Looking for the perfect bookkeeper is something like looking for an ideal mate. You’ll want to think hard about your organization’s needs before you start searching for, and commit to, the person who’ll handle your day-to-day accounting functions.
Define the role
Before advertising the position, define the role. Crafting a detailed job description that outlines responsibilities will help you attract qualified candidates and give you a consistent yardstick with which to measure them.
Common bookkeeper responsibilities include:
- Preparing and recording accounts payable, accounts receivable and cash receipts,
- Tracking expenses,
- Reconciling bank statements,
- Posting accounts to the general ledger, and
- Preparing for year-end financial audits.
If you’ll be relying on your bookkeeper to send donor acknowledgments, order supplies or handle any other clerical duties, spell out those duties in the job description.
Ensure a good fit
Not-for-profits have special bookkeeping challenges that for-profit businesses don’t. At the very least, you want a bookkeeper who understands there are differences, such as accounting for pledges, donated goods and services, and restricted donations. Candidates also must be:
- Knowledgeable about accounting basics,
- Willing to learn your organization’s accounting specifics,
- Attentive to details,
- Deadline-oriented, and
Finally, because your bookkeeper will handle cash, financial records and proprietary information, potential hires must be trustworthy and above reproach. Conduct thorough background and credit checks on anyone you’re seriously considering, including following up on any references.
Get what you need
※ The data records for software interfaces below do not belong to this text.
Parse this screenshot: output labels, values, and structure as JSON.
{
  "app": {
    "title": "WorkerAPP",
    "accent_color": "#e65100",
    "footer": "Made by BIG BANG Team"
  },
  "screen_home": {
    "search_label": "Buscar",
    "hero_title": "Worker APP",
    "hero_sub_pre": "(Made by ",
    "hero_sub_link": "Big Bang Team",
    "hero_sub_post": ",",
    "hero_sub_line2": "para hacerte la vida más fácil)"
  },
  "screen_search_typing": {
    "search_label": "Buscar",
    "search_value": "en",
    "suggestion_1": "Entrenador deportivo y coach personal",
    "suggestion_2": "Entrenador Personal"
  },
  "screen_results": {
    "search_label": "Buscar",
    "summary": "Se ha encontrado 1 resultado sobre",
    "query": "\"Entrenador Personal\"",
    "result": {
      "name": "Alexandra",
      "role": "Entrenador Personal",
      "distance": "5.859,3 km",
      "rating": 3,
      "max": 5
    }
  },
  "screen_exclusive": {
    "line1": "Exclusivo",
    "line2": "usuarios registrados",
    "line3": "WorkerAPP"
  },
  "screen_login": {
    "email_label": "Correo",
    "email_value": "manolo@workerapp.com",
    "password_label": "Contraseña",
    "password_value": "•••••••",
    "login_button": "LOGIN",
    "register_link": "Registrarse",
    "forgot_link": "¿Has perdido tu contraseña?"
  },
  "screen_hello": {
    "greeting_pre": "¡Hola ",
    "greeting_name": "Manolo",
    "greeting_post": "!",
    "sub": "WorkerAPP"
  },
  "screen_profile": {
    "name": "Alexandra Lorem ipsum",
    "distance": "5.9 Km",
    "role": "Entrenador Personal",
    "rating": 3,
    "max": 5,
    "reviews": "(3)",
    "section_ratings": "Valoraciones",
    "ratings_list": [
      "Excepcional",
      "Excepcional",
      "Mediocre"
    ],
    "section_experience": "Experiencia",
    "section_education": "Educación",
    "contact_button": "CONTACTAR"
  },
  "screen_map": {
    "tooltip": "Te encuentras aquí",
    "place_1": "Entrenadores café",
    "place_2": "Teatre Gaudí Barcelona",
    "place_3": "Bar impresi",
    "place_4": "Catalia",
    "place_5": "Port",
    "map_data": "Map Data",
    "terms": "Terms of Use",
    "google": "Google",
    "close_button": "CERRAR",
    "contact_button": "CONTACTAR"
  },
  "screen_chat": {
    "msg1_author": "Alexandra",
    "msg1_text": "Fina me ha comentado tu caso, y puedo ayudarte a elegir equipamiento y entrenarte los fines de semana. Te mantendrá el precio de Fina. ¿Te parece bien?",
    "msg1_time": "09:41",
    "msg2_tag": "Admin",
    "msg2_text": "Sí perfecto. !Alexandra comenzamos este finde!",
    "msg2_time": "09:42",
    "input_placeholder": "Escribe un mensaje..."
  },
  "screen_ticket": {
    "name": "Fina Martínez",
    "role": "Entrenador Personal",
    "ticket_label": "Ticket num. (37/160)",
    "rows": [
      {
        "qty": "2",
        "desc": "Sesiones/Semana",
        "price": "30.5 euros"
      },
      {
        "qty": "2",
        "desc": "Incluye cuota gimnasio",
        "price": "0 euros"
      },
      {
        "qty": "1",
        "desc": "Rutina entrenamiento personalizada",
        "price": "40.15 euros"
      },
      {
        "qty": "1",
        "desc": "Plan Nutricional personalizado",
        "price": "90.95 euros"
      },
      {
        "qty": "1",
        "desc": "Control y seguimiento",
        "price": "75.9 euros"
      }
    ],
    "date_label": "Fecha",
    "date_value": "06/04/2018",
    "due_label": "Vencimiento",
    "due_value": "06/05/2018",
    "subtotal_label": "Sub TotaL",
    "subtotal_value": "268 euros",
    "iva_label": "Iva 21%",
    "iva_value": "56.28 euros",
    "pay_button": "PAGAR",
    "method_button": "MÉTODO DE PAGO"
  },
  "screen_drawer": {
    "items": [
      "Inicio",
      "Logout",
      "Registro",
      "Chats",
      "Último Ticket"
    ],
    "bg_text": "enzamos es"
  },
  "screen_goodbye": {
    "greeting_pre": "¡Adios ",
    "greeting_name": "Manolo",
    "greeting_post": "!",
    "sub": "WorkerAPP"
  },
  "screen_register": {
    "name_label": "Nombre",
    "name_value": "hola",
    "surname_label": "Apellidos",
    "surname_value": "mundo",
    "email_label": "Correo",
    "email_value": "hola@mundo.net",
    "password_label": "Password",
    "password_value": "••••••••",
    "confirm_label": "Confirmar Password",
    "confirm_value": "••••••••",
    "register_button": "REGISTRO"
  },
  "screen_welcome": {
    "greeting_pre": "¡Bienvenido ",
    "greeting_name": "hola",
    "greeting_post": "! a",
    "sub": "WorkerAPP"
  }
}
Many organizations hire a bookkeeper because other staff members don’t have the necessary accounting skills. If you’re in that situation, you may wonder how you can judge the accounting acumen of bookkeeper candidates. We can help you define the role and provide advice on hiring the bookkeeper that meets your needs.